Data extracted from a collection

**********

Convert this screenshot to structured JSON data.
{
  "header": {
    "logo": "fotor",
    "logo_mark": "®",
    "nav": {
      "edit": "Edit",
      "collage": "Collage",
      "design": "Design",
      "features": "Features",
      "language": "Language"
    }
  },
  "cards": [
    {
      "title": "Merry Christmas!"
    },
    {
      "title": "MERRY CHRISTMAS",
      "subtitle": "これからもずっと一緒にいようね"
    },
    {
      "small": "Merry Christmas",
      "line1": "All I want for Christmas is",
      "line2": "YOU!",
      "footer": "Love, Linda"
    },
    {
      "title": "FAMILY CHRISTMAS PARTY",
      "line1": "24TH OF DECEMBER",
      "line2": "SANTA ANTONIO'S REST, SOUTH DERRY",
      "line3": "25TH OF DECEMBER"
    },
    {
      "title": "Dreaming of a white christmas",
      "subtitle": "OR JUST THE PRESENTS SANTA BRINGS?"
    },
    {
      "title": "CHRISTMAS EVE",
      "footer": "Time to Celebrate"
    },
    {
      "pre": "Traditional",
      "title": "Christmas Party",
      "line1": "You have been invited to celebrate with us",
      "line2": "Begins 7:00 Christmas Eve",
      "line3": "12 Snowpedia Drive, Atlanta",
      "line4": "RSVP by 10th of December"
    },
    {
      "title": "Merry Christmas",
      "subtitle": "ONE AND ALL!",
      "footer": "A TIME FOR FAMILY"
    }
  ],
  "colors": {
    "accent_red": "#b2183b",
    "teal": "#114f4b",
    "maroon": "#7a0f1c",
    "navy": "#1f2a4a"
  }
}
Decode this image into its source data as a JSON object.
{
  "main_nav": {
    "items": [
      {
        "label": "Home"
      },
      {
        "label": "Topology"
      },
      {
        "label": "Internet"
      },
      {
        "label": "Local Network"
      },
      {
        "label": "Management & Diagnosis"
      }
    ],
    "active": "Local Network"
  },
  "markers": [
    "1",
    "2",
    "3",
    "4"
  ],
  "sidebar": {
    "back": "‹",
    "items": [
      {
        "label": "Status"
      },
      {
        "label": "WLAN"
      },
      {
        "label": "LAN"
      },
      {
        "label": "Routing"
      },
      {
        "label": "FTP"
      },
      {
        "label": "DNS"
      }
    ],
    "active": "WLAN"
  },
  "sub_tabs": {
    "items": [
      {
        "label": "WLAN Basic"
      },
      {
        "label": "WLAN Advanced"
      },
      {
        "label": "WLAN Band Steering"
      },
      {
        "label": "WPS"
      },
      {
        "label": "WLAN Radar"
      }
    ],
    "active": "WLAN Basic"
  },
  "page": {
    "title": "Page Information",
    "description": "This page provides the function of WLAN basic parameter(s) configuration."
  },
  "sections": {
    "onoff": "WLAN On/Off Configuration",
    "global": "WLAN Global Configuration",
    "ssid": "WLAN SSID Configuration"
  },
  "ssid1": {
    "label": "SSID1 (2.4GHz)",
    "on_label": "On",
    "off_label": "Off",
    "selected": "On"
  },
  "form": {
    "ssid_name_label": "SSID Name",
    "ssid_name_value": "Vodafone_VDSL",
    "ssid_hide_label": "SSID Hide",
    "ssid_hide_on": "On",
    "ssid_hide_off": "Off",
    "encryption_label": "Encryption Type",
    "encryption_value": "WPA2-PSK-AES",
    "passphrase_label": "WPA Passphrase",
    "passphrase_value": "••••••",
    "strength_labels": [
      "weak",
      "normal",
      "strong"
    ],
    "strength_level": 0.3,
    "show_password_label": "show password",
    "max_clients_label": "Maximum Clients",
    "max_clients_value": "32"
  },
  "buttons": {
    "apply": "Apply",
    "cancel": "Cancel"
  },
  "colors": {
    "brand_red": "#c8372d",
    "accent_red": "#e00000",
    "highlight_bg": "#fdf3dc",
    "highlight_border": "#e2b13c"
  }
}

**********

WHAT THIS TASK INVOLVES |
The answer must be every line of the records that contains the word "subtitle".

TASK RESULT |
      "subtitle": "これからもずっと一緒にいようね"
      "subtitle": "OR JUST THE PRESENTS SANTA BRINGS?"
      "subtitle": "ONE AND ALL!",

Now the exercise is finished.